Along these river beds, or in adjacent cultivation, you should find such species as Eurasian Hobby, Common Quail, Stone-curlew, Great Spotted Cuckoo, European Scops Owl, European Bee-eater, European Roller, Eurasian Hoopoe, Eurasian Wryneck, Greater Short-toed and Crested Larks, Red-rumped Swallow, Tawny Pipit, Northern, Black-eared and Isabelline Wheatears, Red-backed, Woodchat and Lesser Grey Shrikes, the elegant Masked Shrike, Eurasian Golden Oriole, Spanish Sparrow, and Cretzschmar’s and Ortolan Buntings, all of which occur regularly alongside more familiar species such as Common Kestrel, Common Snipe, Common Wood Pigeon, Eurasian Collared and European Turtle Doves, Common Cuckoo, Common Swift, Common Kingfisher, Barn Swallow, Common House Martin, Tree Pipit, White and Yellow Wagtails, Common Nightingale, Common Redstart, Whinchat, Great Tit, Common Magpie, Western Jackdaw, Carrion Crow, European Greenfinch, European Goldfinch, Common Linnet and Corn Bunting. The warbler family is also well represented with Sedge, European Reed, Great Reed, Olivaceous, Wood and Willow Warblers, Common and Lesser Whitethroats, Blackcap and Common Chiffchaff all likely, together with resident species such as Cetti’s and Cyprus Warblers, and Zitting Cisticola (or Fan-tailed Warbler).

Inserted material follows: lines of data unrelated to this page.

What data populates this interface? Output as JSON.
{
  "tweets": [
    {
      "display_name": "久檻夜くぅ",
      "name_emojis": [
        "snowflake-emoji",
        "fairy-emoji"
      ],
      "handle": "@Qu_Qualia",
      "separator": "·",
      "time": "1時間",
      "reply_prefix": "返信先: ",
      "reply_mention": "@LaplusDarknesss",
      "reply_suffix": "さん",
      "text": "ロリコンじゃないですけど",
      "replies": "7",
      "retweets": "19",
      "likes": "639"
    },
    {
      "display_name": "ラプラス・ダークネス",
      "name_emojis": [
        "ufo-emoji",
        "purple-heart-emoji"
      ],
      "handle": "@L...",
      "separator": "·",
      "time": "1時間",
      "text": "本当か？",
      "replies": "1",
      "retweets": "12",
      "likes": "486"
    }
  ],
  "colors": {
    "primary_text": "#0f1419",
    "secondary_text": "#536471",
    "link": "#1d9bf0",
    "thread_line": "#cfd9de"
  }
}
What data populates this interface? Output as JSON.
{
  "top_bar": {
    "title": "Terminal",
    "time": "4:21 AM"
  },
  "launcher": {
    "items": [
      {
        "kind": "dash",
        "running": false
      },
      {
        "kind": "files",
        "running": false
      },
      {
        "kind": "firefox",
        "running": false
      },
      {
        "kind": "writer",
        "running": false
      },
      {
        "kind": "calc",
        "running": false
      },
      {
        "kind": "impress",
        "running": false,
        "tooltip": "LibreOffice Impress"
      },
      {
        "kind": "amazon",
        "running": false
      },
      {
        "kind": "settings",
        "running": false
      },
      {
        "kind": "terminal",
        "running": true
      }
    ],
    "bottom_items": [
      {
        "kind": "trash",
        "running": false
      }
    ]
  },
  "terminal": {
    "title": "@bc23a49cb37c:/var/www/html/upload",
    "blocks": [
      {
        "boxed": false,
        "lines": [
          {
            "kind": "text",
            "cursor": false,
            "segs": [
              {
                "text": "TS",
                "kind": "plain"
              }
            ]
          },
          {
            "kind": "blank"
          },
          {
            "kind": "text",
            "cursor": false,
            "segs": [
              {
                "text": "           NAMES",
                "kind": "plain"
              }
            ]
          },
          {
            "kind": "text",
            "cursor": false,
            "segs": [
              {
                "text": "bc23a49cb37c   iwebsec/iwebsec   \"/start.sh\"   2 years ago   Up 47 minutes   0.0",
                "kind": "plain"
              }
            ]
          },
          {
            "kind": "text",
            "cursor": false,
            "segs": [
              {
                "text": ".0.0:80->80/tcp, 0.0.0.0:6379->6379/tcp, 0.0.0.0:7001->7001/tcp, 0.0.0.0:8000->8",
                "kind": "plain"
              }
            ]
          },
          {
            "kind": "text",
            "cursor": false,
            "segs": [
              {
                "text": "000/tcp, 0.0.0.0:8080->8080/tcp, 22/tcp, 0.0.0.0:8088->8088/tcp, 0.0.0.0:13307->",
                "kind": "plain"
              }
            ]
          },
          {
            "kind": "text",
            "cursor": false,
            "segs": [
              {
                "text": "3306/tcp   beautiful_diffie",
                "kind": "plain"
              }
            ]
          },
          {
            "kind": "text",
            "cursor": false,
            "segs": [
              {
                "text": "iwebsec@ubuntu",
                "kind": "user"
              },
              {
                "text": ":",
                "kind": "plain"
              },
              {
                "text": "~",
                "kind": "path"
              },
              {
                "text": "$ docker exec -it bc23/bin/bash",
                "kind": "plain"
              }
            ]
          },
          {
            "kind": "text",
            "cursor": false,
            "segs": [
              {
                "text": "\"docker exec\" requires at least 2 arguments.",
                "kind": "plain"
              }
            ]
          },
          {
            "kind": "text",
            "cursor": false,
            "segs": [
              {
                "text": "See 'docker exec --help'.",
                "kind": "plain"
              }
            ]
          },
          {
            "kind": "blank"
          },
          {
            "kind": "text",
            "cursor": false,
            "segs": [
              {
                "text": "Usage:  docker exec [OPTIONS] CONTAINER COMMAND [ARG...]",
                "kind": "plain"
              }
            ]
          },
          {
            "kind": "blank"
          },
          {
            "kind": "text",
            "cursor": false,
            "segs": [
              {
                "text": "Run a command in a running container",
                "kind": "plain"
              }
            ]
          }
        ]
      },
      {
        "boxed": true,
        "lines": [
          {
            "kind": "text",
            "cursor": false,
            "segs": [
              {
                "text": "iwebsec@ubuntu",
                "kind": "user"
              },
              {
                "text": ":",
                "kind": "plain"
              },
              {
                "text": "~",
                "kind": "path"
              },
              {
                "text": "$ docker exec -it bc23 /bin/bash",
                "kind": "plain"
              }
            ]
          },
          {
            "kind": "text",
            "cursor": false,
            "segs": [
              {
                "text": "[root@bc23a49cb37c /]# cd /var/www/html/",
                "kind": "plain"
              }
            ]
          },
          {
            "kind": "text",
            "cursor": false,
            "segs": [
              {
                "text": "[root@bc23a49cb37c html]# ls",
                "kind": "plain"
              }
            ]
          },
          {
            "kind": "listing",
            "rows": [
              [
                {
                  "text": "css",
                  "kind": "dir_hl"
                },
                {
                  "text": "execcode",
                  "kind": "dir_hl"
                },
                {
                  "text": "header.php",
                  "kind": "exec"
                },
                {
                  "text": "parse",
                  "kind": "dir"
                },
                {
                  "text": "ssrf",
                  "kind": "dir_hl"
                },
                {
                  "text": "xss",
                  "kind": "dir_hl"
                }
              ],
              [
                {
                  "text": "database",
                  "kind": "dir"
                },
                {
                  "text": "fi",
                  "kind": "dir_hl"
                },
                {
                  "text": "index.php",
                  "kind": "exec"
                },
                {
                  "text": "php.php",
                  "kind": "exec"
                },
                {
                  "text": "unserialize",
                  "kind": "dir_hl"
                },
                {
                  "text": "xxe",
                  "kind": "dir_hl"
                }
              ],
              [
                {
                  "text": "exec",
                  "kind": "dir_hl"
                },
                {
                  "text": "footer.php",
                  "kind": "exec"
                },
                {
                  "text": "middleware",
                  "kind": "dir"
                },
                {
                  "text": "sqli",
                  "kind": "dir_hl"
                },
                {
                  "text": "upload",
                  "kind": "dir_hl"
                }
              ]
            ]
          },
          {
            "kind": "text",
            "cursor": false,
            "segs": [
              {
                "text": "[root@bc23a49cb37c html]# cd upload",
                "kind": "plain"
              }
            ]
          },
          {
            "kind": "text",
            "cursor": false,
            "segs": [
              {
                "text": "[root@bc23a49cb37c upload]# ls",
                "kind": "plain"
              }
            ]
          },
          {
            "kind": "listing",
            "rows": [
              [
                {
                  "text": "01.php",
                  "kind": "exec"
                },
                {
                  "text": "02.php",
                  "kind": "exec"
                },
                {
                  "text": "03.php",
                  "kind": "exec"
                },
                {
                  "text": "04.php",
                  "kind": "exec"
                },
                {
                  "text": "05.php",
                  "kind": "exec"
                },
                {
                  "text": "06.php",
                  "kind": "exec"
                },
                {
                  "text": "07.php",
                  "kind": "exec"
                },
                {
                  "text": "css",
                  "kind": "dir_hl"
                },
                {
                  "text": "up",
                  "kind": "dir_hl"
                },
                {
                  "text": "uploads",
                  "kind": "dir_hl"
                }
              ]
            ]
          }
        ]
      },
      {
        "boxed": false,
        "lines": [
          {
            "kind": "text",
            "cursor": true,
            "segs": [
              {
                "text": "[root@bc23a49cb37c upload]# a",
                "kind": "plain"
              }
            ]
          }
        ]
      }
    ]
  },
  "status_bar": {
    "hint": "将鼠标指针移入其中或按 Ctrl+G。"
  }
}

We also have a good chance of finding Balkan (or Eastern Bonelli’s) Warbler, which has been split from Bonelli’s Warbler. At this season European Pied and Collared Flycatchers can sometimes be found together, providing the observer with a rare opportunity to compare these species in the field. The wet areas regularly hold Little and Baillon’s Crakes, although as ever these secretive birds can prove hard to see.